Summer Reading

I have always used summer months to refuel. When do you take time out from the frenzy of life?   I love to read fiction and biography during the summer, but balancing that with some biblical application and input is a good idea. We all need some alone time and space.  “Drop Everything and Read” can accommodate that.  I used to ring a bell.  But, summer should also bring the family together.  Reading aloud or talking about the same books can do that.  Some of the titles before, even for small children, can do that.  Adventure never grows old. Or is it that we never grow too old for adventure?

May I promote my own book, OLD PATHS FOR LITTLE FEET.  It is light and airy and direct with simple tips for  teaching children from a warm-hearted Calvinist perspective.  It can be ordered  at or www.Amazon.

Roger Ellsworth is one of the warm-hearted Calvinists in the ebook available from the main menu on this site.  He has written fifty books.  His latest is OPENING UP REVELATION.  It is devotional in format, and is easy enough reading to take to the beach or lake.  This is also from a Classical Reformed perspective so it will not have a dispensational division between Old and New Testament.  It can also be ordered from


There is a new edition out of PILGRIM’S PROGRESS for children in lower elementary, or for upper elementary to read alone.  It is from a Reformed perspective and has a CD for kids to follow along.  I would urge you to also read it aloud to them so you can talk about it.  If you have never read John Bunyan’s imaginative allegory of the Christian life, this is a good place for you to start.  Always remember this is an adventure story!  Order at  There is a paperback version that is good for the kids without getting into much money.  They could listen to it and then the family could talk about this great adventure.

THE JESUS STORYBOOK BIBLE by Sally Lloyd-Jones is a good “get out of the sun” read for pre-school and lower elementary.  There is a CD as well as a DVD so you can have a break.  Order it at  Same thing here.  they can listen to the CD and then you all can talk about this great adventure story of the gospel.


One of the most useful lessons I had was from a Junior High English teacher who required us to read a book a month and select from a different part of the library card catalogue each time.  Travel, history, biography, fiction, science, social science, etc.  Why not do that this summer?  You could make it Christian history, biography, fiction, something on creation science, travel to Israel or Christian history sites. (As an example, I just recently went to Ft. Caroline in Jacksonville, Florida, where French Protestants escaping persecution in France for their religious beliefs  tried to set up a colony in the 1500’s.)

However,  I notice that children in high school are under such pressure to perform on standardized tests and to participate in whatever the college admissions committees are wanting that they might need a rest from structure and demands.  In that case, I would find a book to give them from a category they never have time for and encourage them to read it. FAIR SUNSHINE or LETTERS OF JOHN NEWTON can be ordered at  They are both adventure stories with some graphic details the older family members could discuss.  If all else fails, go back to the children’s selections.  Pilgrim’s Progress and The Jesus Storybook Bible never hurt anyone.

THE BIBLE.  So often during the school year, we run such a race there is little time for reading the Bible aloud.  Why not try it one chapter at a time this summer?


Have a wonderful summer.  Relax some.  Revitalize.  Spend time interacting with each other.  Talk about what you are reading.  Read aloud.



About Carol Brandt

I earned a B.A. in History from Florida State University and M.Ed in.Higher Education from Florida Atlantic University.

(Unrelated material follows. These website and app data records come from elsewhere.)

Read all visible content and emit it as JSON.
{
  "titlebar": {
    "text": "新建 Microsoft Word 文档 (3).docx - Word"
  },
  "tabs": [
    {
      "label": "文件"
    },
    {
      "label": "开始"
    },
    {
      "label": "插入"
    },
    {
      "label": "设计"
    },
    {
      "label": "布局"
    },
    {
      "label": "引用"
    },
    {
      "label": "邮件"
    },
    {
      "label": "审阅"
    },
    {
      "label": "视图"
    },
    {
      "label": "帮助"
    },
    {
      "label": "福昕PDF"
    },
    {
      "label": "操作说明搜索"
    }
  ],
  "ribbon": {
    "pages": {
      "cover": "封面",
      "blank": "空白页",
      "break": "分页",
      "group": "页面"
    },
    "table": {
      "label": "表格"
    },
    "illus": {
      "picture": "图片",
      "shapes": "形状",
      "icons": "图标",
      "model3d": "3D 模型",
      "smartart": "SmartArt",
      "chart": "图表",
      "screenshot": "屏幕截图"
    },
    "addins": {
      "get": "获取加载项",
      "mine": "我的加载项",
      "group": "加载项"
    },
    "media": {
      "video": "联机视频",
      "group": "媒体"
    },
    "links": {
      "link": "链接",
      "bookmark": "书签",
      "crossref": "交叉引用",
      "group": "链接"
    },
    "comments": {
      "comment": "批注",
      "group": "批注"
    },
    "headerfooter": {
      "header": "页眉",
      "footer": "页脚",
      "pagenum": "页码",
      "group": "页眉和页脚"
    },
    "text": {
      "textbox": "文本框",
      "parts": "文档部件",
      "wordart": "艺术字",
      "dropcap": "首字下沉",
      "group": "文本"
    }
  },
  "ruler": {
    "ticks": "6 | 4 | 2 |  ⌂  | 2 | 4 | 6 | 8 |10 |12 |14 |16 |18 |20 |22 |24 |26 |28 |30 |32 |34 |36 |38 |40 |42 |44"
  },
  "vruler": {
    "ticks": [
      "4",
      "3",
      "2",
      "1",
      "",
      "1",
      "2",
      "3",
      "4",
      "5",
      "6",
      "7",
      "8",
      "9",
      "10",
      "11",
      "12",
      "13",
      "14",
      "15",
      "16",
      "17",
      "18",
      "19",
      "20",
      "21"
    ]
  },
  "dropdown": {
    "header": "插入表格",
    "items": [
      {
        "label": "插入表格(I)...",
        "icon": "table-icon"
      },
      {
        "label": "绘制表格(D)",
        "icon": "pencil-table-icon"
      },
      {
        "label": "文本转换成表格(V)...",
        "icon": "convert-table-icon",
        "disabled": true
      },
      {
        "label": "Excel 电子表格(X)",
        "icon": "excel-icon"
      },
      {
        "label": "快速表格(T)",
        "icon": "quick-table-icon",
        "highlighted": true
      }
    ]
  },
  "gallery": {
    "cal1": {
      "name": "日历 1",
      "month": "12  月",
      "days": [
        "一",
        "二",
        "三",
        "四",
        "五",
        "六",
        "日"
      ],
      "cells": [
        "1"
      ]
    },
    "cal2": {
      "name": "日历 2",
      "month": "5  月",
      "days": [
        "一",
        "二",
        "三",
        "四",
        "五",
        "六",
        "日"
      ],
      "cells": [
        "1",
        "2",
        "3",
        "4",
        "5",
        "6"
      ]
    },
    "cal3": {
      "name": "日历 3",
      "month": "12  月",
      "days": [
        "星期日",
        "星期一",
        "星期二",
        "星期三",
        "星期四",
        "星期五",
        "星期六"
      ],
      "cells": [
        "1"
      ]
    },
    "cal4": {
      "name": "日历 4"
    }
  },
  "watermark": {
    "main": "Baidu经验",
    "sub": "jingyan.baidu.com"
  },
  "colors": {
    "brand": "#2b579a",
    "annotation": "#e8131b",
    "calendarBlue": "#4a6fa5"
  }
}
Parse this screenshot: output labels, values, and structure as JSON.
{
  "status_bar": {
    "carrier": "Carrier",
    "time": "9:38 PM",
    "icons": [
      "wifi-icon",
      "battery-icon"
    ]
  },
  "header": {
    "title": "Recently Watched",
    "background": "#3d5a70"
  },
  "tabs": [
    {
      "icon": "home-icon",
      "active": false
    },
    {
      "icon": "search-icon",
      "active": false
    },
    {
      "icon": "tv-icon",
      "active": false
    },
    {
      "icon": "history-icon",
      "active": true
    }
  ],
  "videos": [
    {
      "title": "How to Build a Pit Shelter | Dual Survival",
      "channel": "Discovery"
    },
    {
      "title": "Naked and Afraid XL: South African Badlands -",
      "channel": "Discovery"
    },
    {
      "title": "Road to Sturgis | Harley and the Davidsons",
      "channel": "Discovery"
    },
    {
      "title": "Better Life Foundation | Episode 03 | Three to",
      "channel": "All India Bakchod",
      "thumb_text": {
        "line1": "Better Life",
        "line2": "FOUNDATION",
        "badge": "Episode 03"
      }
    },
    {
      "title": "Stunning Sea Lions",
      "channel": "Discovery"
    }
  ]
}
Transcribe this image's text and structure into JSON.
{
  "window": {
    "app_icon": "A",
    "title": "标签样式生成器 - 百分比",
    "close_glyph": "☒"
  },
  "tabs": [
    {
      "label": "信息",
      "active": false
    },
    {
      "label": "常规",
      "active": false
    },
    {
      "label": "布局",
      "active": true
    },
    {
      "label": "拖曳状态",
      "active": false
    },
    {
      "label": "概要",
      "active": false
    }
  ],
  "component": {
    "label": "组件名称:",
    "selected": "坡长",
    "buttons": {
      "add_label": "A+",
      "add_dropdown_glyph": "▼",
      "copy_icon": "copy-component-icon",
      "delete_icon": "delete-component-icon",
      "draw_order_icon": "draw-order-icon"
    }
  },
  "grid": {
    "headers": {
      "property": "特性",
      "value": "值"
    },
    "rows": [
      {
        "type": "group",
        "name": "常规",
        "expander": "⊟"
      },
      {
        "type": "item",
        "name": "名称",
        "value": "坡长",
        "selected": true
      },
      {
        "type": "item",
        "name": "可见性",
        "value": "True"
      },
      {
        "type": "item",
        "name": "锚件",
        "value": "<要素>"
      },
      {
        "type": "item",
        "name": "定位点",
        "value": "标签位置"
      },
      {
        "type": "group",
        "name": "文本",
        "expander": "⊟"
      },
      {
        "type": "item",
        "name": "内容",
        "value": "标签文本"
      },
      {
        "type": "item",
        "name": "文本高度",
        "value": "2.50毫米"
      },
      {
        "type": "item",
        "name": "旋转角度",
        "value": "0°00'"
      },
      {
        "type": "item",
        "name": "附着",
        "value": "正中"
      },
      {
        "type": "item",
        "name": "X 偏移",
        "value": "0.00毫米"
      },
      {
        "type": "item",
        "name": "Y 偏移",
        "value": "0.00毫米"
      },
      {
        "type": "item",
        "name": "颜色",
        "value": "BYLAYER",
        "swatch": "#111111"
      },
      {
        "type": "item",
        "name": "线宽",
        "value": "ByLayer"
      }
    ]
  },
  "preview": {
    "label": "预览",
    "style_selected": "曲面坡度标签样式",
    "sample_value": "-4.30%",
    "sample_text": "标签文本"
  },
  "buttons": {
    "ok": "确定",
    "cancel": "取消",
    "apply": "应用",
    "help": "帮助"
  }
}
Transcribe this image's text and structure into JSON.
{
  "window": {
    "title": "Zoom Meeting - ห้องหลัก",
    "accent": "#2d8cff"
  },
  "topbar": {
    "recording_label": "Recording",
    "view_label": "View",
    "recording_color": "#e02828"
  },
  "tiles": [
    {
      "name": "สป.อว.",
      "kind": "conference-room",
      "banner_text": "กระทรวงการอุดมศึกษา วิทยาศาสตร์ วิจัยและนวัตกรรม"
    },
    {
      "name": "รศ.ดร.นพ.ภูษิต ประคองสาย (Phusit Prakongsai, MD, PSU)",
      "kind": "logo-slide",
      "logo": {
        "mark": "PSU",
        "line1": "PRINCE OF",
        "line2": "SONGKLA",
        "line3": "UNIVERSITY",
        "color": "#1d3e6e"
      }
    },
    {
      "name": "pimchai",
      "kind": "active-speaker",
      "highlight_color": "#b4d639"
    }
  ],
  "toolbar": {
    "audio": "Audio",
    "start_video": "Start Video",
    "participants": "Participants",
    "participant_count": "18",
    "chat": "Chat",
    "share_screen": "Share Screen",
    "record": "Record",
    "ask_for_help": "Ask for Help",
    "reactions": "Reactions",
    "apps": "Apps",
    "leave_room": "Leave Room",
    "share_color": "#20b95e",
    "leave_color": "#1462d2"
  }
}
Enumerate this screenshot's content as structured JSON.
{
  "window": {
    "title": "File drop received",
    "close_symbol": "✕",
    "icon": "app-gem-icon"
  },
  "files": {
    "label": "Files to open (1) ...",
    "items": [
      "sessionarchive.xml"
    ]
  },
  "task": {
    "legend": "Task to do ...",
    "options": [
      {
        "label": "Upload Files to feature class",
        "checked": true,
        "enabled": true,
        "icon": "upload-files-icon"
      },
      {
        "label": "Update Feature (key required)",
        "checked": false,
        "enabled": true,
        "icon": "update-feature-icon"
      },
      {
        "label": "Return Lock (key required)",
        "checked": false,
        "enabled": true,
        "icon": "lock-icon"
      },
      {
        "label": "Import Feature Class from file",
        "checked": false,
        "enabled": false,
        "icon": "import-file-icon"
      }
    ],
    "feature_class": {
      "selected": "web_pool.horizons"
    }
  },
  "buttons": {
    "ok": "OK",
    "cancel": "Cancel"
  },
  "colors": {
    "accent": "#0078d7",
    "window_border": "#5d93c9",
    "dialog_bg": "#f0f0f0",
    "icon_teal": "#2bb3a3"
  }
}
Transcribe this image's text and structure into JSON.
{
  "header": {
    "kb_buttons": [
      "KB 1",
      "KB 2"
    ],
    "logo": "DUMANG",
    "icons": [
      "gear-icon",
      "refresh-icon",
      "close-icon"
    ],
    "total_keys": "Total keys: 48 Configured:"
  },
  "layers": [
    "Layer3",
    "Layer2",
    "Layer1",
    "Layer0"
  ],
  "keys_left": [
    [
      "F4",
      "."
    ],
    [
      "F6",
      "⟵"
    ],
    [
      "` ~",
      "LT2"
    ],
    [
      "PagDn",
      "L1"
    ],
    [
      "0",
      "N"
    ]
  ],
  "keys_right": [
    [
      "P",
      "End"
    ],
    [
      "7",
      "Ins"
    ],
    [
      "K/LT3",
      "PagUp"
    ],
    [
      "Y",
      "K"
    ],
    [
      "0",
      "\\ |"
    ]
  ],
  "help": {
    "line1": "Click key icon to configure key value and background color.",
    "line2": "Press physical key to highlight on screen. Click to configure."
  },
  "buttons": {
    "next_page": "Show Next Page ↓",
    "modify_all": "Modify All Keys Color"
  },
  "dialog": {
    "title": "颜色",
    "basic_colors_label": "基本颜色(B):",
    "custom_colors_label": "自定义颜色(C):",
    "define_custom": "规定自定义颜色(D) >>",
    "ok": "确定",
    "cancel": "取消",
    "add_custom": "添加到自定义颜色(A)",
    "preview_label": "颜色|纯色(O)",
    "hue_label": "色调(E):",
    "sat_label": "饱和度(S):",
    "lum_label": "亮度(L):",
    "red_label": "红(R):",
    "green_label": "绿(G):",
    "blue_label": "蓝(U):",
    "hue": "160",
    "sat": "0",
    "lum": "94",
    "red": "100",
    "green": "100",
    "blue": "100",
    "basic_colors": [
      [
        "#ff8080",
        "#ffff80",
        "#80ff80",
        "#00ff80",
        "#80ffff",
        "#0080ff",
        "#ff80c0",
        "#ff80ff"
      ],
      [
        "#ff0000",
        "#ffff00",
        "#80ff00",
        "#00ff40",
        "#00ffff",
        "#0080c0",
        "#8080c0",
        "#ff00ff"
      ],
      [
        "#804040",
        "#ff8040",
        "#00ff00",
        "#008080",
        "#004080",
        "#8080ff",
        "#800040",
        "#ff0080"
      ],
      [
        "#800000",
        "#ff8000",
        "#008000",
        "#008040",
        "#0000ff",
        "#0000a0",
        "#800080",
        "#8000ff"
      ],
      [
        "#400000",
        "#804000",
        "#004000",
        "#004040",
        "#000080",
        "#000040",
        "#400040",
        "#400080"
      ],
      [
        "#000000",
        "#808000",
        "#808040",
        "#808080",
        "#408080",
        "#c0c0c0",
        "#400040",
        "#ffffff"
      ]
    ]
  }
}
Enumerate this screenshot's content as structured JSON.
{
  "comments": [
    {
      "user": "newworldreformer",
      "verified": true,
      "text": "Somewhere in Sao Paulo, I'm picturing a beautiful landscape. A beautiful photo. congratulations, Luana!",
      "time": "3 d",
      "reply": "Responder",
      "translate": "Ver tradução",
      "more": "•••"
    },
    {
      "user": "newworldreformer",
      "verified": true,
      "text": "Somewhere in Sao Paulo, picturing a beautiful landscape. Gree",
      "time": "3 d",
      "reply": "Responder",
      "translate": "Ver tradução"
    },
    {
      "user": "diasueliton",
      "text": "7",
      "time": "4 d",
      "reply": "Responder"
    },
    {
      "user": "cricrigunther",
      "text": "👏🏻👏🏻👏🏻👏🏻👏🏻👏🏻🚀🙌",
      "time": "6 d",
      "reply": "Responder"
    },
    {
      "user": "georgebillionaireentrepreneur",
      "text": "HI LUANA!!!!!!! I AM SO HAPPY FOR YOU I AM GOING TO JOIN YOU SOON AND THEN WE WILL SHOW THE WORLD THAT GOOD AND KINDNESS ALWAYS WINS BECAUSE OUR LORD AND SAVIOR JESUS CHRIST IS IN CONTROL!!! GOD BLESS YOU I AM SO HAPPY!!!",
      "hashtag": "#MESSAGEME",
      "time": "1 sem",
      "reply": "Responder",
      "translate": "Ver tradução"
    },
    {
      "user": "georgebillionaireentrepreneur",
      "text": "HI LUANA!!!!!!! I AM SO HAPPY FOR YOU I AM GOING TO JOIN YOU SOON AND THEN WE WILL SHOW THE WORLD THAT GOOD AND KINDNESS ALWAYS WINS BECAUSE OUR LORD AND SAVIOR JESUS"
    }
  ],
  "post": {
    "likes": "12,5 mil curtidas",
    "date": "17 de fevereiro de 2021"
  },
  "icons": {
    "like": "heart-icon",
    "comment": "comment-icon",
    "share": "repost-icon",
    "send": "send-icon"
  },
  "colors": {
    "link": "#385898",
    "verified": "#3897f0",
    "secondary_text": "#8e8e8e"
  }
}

I taught high school social studies before “retiring” to full-time homemaking and raising two daughters. Now I love being a grandmother to four boys and a girl. I have also raised five collies.

My husband, John, was an optometrist, who worked tirelessly for his profession through private practice and as a consultant, and served on the Board of Trustees of Illinois College of Optometry for twenty years.

Ernest Reisinger was my chief mentor in this warm-hearted application of Calvinism. He gave me many books! The Founders Journal and Founders Conferences, Martyn Lloyd-Jones, and Charles Spurgeon have been other sources of Reformed thinking as well as the other warm-hearted ones listed in my book, “Warm-hearted Calvinists.”

Comments are closed